What kind of officer feels the need to order a dog to acquire a suspect in a routine traffic stop when the "suspect" is a KID?!
A former Olive Branch police officer who had withdrawn a guilty plea on a civil rights violation case was acquitted on that charge Friday following a trial in Oxford.
Adam McHann, the former handler of police dog Marco, was charged with violating the civil rights of a 17-year-old boy in 2003 when he ordered the dog to "acquire" the suspect.
The boy, who had run from the scene after a traffic stop, was bitten twice by the dog.
Former patrolman Greg Wallace raised questions with his superior officers about the propriety of using a police dog on a juvenile offender who was involved only with traffic offenses.
Former Asst. Chief Scott Gentry and former Maj. Todd Fulwood talked with Wallace, defending McHann's actions although neither Gentry nor Fulwood had been at the scene.
Wallace taped his conversations with Gentry and Fulwood.
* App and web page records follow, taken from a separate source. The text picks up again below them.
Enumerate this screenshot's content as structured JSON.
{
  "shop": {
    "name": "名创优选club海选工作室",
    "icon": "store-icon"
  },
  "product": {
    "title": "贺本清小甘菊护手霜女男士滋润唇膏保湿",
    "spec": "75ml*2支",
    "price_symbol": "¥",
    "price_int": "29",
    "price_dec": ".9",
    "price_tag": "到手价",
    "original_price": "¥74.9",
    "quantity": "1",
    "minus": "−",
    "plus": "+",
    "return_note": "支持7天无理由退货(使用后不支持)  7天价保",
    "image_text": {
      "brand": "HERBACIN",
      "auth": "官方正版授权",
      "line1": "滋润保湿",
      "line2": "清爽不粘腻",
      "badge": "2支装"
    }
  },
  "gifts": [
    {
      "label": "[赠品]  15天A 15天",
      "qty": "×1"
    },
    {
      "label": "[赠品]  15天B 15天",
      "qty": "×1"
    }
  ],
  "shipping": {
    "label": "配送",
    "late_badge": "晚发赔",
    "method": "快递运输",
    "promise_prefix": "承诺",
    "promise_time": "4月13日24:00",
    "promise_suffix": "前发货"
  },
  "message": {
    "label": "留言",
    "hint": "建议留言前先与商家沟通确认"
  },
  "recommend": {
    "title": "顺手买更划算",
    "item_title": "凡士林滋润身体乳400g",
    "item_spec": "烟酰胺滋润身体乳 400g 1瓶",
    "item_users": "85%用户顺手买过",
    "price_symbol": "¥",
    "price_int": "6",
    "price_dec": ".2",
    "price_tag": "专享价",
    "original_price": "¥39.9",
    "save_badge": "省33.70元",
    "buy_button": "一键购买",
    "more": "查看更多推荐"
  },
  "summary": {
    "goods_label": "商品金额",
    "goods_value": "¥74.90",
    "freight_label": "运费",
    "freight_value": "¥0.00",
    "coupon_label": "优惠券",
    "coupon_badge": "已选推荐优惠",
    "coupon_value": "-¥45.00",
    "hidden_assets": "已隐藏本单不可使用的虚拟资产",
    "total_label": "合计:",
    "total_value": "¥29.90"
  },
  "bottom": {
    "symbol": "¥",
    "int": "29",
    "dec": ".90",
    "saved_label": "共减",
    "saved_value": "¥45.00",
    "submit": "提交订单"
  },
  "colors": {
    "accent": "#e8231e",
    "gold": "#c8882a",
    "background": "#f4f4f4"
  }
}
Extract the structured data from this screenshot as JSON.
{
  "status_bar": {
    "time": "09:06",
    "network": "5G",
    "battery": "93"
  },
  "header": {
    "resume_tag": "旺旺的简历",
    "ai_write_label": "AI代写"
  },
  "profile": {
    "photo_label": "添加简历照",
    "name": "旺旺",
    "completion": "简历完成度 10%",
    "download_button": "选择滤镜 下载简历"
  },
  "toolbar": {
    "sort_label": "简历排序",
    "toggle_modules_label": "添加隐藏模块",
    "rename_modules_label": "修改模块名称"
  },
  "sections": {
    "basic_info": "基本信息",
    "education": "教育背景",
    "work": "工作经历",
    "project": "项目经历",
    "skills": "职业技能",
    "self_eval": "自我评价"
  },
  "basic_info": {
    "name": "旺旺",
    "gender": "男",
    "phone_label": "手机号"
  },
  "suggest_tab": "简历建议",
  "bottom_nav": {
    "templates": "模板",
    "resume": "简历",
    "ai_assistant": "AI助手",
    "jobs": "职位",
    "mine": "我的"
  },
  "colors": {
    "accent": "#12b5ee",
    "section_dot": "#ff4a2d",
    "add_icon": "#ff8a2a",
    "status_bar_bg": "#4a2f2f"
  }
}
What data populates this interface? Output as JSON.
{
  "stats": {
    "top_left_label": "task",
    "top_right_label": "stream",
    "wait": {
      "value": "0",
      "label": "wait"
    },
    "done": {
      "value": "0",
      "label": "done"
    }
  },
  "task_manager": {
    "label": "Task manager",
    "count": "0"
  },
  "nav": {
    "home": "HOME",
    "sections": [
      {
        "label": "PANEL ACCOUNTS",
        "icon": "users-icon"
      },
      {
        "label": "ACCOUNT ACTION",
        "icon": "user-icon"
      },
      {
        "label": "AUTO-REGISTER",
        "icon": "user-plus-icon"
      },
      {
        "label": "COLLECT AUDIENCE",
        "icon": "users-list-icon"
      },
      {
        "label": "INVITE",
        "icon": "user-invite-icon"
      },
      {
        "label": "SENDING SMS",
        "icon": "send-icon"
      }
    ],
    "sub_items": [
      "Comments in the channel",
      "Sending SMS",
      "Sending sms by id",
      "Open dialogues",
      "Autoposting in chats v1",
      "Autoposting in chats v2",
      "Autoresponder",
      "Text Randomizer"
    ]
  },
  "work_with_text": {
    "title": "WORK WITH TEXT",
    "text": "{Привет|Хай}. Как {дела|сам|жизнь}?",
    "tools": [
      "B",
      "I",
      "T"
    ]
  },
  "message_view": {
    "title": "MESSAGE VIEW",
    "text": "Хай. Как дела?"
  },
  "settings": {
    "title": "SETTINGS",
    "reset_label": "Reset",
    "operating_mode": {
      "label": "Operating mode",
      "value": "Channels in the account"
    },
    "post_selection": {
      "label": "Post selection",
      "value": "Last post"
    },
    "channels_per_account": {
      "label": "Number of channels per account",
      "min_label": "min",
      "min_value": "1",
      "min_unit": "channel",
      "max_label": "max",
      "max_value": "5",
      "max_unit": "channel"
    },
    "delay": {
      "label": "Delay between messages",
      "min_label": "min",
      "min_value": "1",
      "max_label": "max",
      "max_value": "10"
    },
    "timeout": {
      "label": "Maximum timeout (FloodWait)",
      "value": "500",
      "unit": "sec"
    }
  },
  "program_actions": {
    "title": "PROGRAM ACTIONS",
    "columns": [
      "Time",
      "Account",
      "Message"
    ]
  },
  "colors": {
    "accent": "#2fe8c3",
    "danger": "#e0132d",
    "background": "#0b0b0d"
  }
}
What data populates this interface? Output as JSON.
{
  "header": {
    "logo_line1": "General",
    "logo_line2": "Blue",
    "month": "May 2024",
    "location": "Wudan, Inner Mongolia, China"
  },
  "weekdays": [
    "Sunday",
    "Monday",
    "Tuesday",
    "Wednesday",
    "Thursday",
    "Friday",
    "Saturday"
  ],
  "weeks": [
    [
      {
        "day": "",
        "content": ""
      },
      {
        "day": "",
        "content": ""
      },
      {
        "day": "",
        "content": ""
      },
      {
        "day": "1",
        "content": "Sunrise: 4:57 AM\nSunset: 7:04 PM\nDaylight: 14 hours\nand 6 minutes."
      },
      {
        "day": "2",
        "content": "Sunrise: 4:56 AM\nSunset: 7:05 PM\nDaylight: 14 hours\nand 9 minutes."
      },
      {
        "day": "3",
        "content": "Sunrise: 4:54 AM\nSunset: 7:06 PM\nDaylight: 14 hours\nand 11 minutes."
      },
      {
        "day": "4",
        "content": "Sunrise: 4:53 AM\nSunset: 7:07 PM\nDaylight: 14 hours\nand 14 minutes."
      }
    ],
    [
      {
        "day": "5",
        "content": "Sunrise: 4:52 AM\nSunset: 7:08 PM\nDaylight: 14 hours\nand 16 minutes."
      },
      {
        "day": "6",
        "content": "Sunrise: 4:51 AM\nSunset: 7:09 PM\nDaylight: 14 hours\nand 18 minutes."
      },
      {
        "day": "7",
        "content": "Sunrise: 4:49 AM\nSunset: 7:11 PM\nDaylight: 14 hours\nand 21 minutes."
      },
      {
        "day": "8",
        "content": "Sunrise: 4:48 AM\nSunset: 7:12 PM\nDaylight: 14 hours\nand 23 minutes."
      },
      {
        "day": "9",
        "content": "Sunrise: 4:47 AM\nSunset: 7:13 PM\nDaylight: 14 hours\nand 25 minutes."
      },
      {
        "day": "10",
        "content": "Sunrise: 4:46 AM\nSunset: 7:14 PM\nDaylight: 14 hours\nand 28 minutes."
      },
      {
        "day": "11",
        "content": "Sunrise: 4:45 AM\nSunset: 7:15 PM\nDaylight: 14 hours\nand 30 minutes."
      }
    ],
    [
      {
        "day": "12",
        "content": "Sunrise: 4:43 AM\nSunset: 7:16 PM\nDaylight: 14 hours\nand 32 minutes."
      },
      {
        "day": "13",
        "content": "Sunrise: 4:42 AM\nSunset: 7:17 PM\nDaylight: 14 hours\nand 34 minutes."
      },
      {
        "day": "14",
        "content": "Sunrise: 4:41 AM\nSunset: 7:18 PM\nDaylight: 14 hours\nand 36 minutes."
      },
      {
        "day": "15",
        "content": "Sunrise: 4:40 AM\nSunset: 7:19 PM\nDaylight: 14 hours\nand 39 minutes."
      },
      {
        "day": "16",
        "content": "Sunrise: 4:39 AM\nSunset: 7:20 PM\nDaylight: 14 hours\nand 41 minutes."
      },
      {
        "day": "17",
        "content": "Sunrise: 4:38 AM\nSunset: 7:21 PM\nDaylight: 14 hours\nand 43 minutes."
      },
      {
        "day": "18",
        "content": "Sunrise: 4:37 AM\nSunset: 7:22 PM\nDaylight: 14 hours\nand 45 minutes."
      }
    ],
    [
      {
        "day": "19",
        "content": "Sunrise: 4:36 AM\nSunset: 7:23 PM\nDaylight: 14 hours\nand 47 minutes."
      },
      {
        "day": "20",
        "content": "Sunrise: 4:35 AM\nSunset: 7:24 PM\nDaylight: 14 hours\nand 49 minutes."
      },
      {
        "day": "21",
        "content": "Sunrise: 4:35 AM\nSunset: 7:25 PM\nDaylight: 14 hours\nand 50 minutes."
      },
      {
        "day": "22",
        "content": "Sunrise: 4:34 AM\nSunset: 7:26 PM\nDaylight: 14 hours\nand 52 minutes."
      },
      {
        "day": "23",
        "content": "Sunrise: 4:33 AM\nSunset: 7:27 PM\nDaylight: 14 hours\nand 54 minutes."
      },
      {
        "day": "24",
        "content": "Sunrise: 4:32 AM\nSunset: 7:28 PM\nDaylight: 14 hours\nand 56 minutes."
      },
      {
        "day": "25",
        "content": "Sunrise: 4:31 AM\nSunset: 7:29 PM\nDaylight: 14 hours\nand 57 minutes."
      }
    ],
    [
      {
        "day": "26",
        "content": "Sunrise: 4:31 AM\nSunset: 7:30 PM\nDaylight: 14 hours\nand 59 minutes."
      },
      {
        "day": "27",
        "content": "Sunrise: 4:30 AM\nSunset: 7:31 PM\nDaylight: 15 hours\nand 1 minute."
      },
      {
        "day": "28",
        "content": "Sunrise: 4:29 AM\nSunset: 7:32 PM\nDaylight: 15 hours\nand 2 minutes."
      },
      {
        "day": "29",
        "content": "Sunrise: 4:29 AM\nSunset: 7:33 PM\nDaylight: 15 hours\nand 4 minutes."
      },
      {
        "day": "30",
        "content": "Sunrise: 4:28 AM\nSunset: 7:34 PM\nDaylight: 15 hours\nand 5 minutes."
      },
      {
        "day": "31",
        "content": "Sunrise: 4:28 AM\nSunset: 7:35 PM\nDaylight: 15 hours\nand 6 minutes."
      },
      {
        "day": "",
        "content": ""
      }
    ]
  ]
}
He resigned the next day and turned his tapes over to the FBI.
Gentry pleaded guilty Feb. 5, 2008, to conspiring to tamper with a witness and McHann pleaded guilty to a civil rights violation under the law the same day.
Fulwood pleaded guilty Jan. 31, 2008, to conspiracy to tampering with a witness.
Last May, McHann asked for permission to withdraw his guilty plea and U.S. Dist. Judge Michael Mills allowed him to do so.
McHann's trial on the charge began Tuesday.
The jury deliberated only 30 minutes Friday morning before returning a not-guilty verdict against McHann.
Neither McHann nor his attorney were available for comment.
Meanwhile, the law enforcement careers of Gentry and Fulwood are over.
The cases against all three officers were handled by the Civil Rights Division of the Department of Justice in Washington and not by the U.S. attorney's office in Oxford.
McHann was represented by Christy McCoy.